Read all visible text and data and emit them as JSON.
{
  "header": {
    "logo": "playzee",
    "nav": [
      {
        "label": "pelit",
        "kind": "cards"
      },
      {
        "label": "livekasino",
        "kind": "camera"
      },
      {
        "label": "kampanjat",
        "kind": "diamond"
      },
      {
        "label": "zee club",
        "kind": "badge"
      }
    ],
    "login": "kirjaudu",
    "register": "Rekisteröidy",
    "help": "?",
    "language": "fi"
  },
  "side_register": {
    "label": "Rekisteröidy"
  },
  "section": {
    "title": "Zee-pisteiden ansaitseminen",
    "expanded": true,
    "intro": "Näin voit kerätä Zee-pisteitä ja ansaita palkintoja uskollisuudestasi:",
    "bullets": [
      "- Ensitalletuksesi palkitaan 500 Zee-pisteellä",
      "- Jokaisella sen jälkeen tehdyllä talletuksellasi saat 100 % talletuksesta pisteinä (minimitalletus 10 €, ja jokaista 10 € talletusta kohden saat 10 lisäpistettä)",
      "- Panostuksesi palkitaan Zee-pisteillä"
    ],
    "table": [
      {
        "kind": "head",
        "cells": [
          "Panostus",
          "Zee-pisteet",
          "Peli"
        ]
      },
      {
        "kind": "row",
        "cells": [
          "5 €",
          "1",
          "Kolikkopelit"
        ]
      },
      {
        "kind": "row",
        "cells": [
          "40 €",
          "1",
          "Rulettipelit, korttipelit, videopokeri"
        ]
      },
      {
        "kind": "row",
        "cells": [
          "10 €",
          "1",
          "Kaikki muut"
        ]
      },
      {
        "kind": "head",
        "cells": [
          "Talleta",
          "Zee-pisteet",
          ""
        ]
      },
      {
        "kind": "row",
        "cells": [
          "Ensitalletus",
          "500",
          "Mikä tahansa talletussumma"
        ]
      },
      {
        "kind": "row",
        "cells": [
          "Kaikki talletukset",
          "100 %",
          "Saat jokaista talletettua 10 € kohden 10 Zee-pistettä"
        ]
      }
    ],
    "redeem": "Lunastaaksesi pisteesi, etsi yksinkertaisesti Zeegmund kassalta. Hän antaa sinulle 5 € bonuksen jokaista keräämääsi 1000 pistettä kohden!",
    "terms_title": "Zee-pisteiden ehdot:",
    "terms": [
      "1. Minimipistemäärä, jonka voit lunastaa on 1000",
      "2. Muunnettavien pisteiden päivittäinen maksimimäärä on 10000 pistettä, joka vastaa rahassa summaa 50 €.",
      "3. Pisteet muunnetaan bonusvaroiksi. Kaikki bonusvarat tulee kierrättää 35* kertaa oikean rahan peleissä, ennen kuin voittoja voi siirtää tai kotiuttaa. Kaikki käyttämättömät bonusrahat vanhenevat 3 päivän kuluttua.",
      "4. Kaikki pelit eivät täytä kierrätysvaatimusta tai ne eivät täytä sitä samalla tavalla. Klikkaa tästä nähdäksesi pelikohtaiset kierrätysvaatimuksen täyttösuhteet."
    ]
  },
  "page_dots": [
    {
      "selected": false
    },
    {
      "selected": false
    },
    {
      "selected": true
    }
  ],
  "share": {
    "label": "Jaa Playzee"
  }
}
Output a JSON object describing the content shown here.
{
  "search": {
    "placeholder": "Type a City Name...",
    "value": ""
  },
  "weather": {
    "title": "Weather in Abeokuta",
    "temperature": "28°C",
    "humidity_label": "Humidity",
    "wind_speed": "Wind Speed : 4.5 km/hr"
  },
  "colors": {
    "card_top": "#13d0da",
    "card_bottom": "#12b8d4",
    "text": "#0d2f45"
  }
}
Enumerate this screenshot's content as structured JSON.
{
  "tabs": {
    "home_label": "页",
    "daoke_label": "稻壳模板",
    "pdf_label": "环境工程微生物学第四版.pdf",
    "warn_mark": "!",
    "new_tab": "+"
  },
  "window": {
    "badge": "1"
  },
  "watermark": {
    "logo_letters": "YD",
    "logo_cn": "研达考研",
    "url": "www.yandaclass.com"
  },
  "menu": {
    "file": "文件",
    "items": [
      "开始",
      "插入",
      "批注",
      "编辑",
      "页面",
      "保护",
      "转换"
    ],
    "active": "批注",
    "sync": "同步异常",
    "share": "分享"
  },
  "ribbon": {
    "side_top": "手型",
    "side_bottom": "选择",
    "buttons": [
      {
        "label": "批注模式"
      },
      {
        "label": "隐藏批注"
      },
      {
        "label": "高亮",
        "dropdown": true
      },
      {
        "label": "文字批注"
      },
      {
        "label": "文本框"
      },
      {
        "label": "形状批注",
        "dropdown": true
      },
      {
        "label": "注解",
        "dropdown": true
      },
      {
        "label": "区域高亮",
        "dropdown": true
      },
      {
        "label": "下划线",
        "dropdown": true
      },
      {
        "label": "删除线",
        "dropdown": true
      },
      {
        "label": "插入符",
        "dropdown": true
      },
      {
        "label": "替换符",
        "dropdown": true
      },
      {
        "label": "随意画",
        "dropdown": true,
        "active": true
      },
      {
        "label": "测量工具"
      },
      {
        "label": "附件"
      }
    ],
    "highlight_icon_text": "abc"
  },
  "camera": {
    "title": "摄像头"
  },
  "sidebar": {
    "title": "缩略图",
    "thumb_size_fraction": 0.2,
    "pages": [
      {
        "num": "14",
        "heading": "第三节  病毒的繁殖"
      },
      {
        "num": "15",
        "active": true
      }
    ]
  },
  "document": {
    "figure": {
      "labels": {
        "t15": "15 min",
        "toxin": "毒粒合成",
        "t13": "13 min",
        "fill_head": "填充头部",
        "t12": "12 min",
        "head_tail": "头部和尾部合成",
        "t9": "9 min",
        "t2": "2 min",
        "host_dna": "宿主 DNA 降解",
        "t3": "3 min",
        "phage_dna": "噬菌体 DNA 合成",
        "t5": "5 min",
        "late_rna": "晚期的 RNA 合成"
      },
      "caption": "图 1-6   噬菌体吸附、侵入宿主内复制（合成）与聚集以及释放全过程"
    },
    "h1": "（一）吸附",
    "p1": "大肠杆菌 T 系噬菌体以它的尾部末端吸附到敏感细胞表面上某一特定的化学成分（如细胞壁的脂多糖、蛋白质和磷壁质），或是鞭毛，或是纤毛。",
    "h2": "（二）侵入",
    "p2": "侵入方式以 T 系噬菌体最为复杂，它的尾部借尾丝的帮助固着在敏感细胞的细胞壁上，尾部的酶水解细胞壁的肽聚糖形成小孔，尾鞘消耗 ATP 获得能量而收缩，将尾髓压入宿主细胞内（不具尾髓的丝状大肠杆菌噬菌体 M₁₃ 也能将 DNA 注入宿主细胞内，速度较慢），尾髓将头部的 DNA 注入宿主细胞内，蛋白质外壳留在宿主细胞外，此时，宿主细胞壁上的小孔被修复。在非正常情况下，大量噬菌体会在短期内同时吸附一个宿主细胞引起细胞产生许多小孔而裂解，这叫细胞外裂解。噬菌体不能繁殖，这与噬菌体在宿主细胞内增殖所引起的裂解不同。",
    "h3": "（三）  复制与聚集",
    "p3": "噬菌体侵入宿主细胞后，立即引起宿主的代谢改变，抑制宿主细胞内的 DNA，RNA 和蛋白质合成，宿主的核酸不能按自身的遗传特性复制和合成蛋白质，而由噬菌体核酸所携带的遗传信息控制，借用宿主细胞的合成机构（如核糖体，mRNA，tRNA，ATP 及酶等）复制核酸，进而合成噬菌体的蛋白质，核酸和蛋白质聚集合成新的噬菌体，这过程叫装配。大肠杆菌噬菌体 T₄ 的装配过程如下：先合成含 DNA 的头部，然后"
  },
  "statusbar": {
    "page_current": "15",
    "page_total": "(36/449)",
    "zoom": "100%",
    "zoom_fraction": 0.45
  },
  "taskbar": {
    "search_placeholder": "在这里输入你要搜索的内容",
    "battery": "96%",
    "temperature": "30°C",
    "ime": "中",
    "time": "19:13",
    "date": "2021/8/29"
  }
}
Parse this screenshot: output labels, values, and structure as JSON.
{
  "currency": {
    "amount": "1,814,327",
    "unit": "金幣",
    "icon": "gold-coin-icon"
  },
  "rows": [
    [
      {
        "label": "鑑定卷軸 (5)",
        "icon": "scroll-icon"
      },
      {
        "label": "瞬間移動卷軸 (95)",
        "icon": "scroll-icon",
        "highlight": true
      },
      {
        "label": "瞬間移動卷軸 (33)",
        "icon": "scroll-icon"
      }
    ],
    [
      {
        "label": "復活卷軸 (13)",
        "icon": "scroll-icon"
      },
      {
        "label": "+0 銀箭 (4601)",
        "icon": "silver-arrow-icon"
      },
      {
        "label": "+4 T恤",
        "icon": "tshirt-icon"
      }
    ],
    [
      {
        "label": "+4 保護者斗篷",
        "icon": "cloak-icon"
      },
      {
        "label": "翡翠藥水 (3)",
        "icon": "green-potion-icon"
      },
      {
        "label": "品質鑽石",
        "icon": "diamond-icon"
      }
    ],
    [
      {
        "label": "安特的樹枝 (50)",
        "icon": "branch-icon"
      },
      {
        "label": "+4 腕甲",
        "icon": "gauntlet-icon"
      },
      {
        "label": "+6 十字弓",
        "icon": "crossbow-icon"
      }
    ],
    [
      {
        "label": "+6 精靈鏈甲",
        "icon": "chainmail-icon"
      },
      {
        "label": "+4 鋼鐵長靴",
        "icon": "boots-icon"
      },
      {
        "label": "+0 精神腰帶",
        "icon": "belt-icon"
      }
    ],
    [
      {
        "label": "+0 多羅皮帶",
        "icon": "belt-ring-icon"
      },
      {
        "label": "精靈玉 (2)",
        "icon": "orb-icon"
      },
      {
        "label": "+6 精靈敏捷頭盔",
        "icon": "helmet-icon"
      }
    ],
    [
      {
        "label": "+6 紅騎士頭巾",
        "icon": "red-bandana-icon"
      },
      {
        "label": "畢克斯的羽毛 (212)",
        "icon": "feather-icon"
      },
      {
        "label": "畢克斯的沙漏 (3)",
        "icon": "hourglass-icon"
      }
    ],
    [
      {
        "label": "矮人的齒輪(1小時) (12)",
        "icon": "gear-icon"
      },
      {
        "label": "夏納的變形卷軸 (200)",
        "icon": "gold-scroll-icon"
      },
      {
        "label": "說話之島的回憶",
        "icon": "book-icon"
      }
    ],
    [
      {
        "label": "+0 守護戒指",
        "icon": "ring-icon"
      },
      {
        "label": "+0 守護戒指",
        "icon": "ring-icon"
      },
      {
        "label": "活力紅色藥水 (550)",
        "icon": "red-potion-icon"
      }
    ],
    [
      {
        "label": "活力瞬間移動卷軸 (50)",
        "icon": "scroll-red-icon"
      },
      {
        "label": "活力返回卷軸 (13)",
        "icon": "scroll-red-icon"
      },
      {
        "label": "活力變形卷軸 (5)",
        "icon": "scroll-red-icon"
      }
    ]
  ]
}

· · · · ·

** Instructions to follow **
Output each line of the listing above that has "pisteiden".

** Exercise answer **
    "title": "Zee-pisteiden ansaitseminen",
    "terms_title": "Zee-pisteiden ehdot:",
      "2. Muunnettavien pisteiden päivittäinen maksimimäärä on 10000 pistettä, joka vastaa rahassa summaa 50 €.",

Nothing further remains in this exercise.